┏━━
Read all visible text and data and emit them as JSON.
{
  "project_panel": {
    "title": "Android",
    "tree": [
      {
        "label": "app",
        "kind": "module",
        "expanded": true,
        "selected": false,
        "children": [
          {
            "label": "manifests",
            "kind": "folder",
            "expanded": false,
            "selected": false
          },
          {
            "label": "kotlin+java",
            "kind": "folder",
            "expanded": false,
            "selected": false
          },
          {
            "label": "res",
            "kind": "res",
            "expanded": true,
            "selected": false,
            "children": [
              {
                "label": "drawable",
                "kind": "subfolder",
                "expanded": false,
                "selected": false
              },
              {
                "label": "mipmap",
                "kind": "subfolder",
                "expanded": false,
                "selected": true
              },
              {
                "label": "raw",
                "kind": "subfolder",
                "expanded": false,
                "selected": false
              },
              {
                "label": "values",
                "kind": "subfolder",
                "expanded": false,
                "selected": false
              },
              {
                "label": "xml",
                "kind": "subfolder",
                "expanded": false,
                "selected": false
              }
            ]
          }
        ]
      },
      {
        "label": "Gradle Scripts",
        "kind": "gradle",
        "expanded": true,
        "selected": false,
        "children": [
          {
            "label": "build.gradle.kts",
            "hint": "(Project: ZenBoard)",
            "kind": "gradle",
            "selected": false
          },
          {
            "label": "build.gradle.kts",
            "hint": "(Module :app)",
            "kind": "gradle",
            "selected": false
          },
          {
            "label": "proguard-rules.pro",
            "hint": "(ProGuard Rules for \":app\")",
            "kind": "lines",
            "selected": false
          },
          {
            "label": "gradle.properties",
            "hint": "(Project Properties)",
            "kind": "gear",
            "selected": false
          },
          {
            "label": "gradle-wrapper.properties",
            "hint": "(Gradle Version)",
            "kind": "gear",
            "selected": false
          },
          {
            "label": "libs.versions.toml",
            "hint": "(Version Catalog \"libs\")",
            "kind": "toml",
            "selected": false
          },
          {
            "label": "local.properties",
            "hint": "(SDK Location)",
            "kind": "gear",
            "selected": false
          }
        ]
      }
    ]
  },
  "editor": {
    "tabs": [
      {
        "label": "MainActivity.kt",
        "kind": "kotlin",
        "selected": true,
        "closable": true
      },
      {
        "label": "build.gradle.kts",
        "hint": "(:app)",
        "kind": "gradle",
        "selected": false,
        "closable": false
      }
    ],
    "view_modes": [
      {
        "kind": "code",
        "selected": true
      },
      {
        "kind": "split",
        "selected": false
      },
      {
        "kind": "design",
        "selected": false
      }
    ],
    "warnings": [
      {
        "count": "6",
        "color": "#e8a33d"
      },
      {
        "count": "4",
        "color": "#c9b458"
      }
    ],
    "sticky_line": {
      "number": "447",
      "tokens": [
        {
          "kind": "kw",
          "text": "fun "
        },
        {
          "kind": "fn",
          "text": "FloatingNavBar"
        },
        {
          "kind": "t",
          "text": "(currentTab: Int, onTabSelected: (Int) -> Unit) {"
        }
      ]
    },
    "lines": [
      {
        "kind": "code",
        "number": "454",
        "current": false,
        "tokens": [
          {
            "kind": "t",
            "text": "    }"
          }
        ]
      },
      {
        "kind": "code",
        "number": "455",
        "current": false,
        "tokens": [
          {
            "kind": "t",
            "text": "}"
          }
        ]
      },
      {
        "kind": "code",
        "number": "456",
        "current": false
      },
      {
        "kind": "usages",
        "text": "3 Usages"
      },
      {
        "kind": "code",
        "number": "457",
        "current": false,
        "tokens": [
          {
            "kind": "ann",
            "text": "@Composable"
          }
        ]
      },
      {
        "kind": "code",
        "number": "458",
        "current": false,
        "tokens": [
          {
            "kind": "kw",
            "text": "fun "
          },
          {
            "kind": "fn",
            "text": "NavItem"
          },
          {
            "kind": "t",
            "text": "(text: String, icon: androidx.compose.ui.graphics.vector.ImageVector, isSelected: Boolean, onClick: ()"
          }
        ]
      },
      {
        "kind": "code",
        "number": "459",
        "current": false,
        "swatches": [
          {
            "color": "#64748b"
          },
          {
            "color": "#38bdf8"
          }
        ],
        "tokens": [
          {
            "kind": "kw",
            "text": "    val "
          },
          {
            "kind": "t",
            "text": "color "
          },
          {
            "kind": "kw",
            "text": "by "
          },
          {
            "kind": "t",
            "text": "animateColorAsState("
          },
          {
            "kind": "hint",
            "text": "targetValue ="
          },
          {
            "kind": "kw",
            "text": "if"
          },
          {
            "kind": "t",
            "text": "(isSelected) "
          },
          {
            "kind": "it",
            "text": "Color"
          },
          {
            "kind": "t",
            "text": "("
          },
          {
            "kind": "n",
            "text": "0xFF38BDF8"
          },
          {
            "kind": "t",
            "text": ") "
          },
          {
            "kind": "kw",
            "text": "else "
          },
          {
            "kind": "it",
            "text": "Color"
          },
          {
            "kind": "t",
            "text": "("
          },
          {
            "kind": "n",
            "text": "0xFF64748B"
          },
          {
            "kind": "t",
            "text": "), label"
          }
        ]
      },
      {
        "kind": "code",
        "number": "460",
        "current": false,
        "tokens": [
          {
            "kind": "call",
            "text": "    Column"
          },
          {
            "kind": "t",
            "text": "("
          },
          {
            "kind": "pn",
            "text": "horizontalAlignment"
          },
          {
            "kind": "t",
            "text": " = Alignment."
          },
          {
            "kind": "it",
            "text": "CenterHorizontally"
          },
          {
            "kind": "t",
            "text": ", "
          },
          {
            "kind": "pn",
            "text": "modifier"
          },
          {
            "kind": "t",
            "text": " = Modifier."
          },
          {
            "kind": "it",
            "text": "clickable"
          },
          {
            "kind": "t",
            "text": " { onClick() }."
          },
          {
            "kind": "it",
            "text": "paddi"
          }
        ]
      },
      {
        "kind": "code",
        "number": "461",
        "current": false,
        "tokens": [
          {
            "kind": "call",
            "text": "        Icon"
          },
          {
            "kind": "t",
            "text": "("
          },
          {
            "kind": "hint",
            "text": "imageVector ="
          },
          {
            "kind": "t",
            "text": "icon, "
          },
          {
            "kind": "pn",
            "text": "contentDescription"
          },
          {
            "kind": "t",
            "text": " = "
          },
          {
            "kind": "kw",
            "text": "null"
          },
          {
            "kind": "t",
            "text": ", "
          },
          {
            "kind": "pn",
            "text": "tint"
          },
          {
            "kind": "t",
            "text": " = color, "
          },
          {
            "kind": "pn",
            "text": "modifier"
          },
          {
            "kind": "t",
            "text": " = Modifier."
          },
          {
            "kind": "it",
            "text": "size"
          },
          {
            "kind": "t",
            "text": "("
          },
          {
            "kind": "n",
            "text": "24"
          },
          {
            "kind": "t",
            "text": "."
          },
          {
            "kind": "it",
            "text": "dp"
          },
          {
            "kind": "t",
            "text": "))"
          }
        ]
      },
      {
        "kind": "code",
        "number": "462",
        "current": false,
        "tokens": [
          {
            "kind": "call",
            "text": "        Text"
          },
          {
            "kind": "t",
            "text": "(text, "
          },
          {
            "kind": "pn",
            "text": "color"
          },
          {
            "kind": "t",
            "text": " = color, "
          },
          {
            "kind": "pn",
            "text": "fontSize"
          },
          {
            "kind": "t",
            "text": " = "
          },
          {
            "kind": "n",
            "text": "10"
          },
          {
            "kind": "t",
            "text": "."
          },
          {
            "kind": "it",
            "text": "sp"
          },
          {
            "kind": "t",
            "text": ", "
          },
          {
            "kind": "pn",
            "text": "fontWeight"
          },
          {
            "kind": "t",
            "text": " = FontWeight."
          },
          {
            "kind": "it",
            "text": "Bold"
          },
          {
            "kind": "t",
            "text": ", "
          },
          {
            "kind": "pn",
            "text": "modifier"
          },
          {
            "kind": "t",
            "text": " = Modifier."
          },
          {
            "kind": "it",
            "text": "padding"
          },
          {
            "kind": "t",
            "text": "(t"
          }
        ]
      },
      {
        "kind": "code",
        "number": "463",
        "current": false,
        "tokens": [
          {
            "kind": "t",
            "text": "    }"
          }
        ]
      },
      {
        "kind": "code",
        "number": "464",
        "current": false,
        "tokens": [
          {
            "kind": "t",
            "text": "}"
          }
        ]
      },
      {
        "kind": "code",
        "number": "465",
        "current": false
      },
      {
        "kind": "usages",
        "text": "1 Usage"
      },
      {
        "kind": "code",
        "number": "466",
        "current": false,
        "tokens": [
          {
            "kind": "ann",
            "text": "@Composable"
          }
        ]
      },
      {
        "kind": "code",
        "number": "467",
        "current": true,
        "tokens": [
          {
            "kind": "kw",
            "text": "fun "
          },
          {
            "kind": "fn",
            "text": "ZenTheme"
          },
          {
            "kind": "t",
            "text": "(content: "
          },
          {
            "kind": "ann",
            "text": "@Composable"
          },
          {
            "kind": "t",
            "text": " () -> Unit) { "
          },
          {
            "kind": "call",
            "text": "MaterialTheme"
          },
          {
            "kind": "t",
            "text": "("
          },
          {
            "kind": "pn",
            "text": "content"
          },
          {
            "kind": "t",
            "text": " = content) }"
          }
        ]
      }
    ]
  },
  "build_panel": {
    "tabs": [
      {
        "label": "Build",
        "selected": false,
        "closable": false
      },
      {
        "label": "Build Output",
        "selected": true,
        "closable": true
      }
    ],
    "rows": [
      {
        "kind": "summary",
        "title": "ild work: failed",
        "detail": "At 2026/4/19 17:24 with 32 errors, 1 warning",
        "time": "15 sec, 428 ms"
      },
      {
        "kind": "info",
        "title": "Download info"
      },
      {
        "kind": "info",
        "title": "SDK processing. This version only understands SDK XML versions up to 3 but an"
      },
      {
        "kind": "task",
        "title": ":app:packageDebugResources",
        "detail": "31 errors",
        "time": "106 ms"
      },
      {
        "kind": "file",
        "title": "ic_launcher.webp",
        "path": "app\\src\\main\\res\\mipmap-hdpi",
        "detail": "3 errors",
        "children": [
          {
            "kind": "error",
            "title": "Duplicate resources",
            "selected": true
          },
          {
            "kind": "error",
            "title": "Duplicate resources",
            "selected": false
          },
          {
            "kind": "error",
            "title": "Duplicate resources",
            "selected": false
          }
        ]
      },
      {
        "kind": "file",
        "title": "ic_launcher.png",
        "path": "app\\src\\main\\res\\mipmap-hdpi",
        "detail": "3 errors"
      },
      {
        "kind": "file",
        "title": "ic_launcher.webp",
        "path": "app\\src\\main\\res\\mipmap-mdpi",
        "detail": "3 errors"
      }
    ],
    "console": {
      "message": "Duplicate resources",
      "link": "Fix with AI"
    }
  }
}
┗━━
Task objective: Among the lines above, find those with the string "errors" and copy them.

Worked solution:
        "detail": "At 2026/4/19 17:24 with 32 errors, 1 warning",
        "detail": "31 errors",
        "detail": "3 errors",
        "detail": "3 errors"
        "detail": "3 errors"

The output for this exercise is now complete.